- **What to do**
Your copy should match the entries below exactly, apart from the images.

- **Listed entries**
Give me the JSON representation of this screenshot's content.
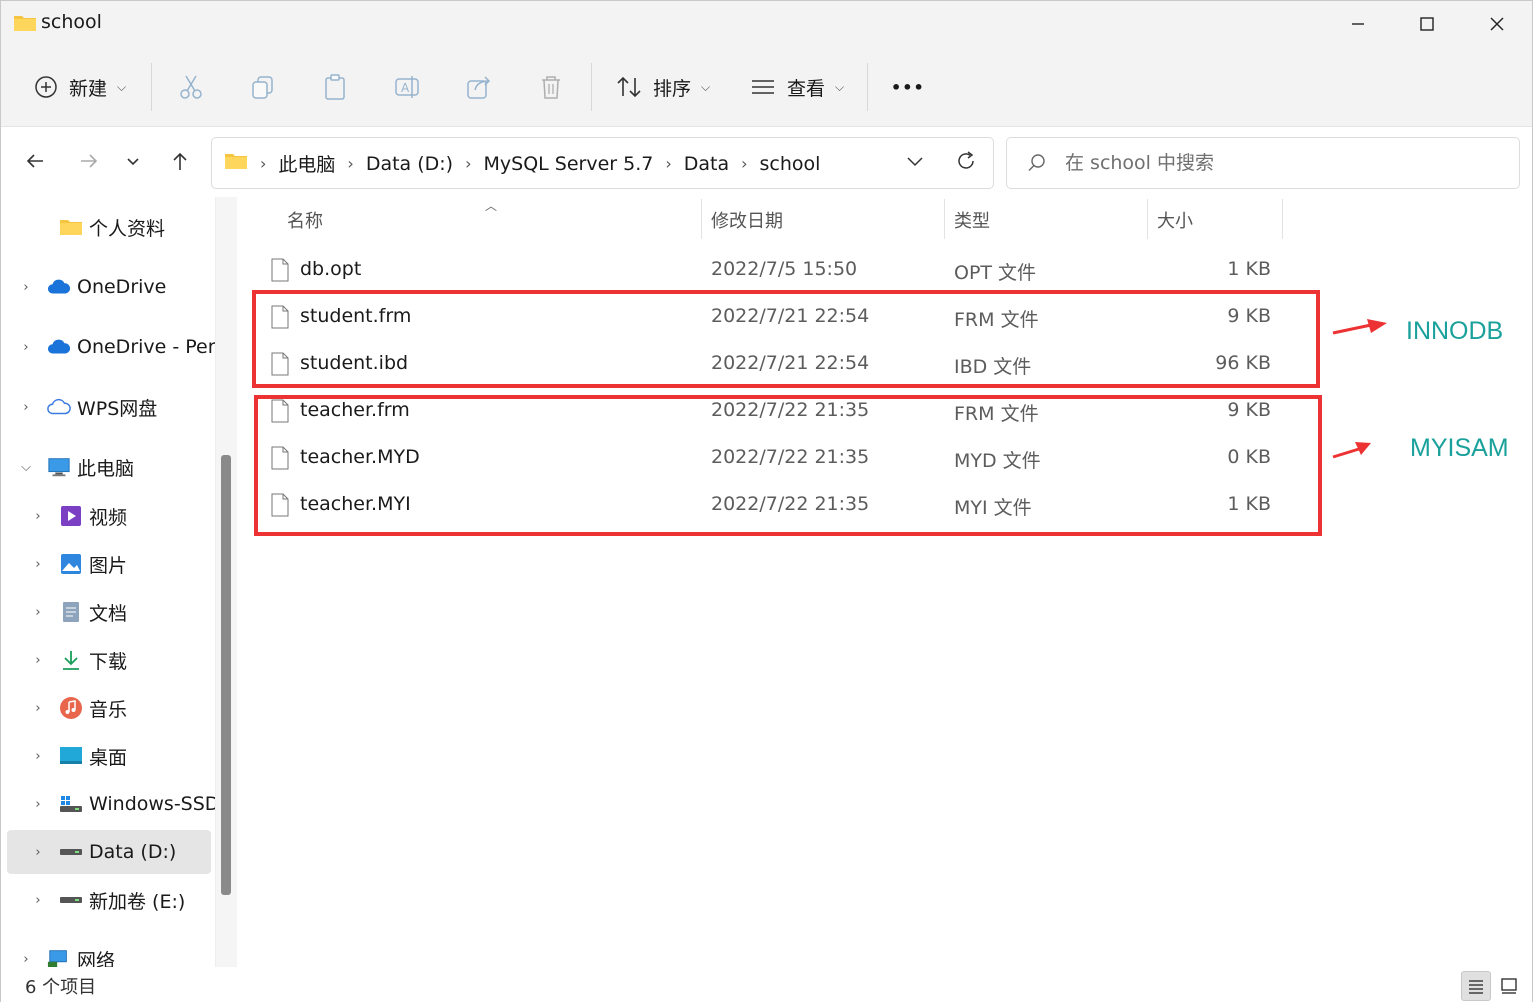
{
  "window": {
    "title": "school",
    "minimize_glyph": "—",
    "maximize_glyph": "☐",
    "close_glyph": "✕"
  },
  "toolbar": {
    "new_label": "新建",
    "sort_label": "排序",
    "view_label": "查看",
    "more_label": "•••"
  },
  "nav": {
    "breadcrumbs": [
      "此电脑",
      "Data (D:)",
      "MySQL Server 5.7",
      "Data",
      "school"
    ]
  },
  "search": {
    "placeholder": "在 school 中搜索"
  },
  "sidebar": {
    "items": [
      {
        "label": "个人资料",
        "icon": "folder-icon"
      },
      {
        "label": "OneDrive",
        "icon": "cloud-icon"
      },
      {
        "label": "OneDrive - Pers",
        "icon": "cloud-icon"
      },
      {
        "label": "WPS网盘",
        "icon": "cloud-outline-icon"
      },
      {
        "label": "此电脑",
        "icon": "computer-icon"
      },
      {
        "label": "视频",
        "icon": "video-icon"
      },
      {
        "label": "图片",
        "icon": "picture-icon"
      },
      {
        "label": "文档",
        "icon": "document-icon"
      },
      {
        "label": "下载",
        "icon": "download-icon"
      },
      {
        "label": "音乐",
        "icon": "music-icon"
      },
      {
        "label": "桌面",
        "icon": "desktop-icon"
      },
      {
        "label": "Windows-SSD",
        "icon": "drive-icon"
      },
      {
        "label": "Data (D:)",
        "icon": "drive-icon"
      },
      {
        "label": "新加卷 (E:)",
        "icon": "drive-icon"
      },
      {
        "label": "网络",
        "icon": "network-icon"
      }
    ]
  },
  "columns": {
    "name": "名称",
    "modified": "修改日期",
    "type": "类型",
    "size": "大小"
  },
  "files": [
    {
      "name": "db.opt",
      "modified": "2022/7/5 15:50",
      "type": "OPT 文件",
      "size": "1 KB"
    },
    {
      "name": "student.frm",
      "modified": "2022/7/21 22:54",
      "type": "FRM 文件",
      "size": "9 KB"
    },
    {
      "name": "student.ibd",
      "modified": "2022/7/21 22:54",
      "type": "IBD 文件",
      "size": "96 KB"
    },
    {
      "name": "teacher.frm",
      "modified": "2022/7/22 21:35",
      "type": "FRM 文件",
      "size": "9 KB"
    },
    {
      "name": "teacher.MYD",
      "modified": "2022/7/22 21:35",
      "type": "MYD 文件",
      "size": "0 KB"
    },
    {
      "name": "teacher.MYI",
      "modified": "2022/7/22 21:35",
      "type": "MYI 文件",
      "size": "1 KB"
    }
  ],
  "annotations": {
    "innodb_label": "INNODB",
    "myisam_label": "MYISAM",
    "box_color": "#ec3232",
    "label_color": "#1aa19b"
  },
  "status": {
    "item_count": "6 个项目"
  }
}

- **Solution to this exercise**
Give me the JSON representation of this screenshot's content.
{
  "window": {
    "title": "school",
    "minimize_glyph": "—",
    "maximize_glyph": "☐",
    "close_glyph": "✕"
  },
  "toolbar": {
    "new_label": "新建",
    "sort_label": "排序",
    "view_label": "查看",
    "more_label": "•••"
  },
  "nav": {
    "breadcrumbs": [
      "此电脑",
      "Data (D:)",
      "MySQL Server 5.7",
      "Data",
      "school"
    ]
  },
  "search": {
    "placeholder": "在 school 中搜索"
  },
  "sidebar": {
    "items": [
      {
        "label": "个人资料",
        "icon": "folder-icon"
      },
      {
        "label": "OneDrive",
        "icon": "cloud-icon"
      },
      {
        "label": "OneDrive - Pers",
        "icon": "cloud-icon"
      },
      {
        "label": "WPS网盘",
        "icon": "cloud-outline-icon"
      },
      {
        "label": "此电脑",
        "icon": "computer-icon"
      },
      {
        "label": "视频",
        "icon": "video-icon"
      },
      {
        "label": "图片",
        "icon": "picture-icon"
      },
      {
        "label": "文档",
        "icon": "document-icon"
      },
      {
        "label": "下载",
        "icon": "download-icon"
      },
      {
        "label": "音乐",
        "icon": "music-icon"
      },
      {
        "label": "桌面",
        "icon": "desktop-icon"
      },
      {
        "label": "Windows-SSD",
        "icon": "drive-icon"
      },
      {
        "label": "Data (D:)",
        "icon": "drive-icon"
      },
      {
        "label": "新加卷 (E:)",
        "icon": "drive-icon"
      },
      {
        "label": "网络",
        "icon": "network-icon"
      }
    ]
  },
  "columns": {
    "name": "名称",
    "modified": "修改日期",
    "type": "类型",
    "size": "大小"
  },
  "files": [
    {
      "name": "db.opt",
      "modified": "2022/7/5 15:50",
      "type": "OPT 文件",
      "size": "1 KB"
    },
    {
      "name": "student.frm",
      "modified": "2022/7/21 22:54",
      "type": "FRM 文件",
      "size": "9 KB"
    },
    {
      "name": "student.ibd",
      "modified": "2022/7/21 22:54",
      "type": "IBD 文件",
      "size": "96 KB"
    },
    {
      "name": "teacher.frm",
      "modified": "2022/7/22 21:35",
      "type": "FRM 文件",
      "size": "9 KB"
    },
    {
      "name": "teacher.MYD",
      "modified": "2022/7/22 21:35",
      "type": "MYD 文件",
      "size": "0 KB"
    },
    {
      "name": "teacher.MYI",
      "modified": "2022/7/22 21:35",
      "type": "MYI 文件",
      "size": "1 KB"
    }
  ],
  "annotations": {
    "innodb_label": "INNODB",
    "myisam_label": "MYISAM",
    "box_color": "#ec3232",
    "label_color": "#1aa19b"
  },
  "status": {
    "item_count": "6 个项目"
  }
}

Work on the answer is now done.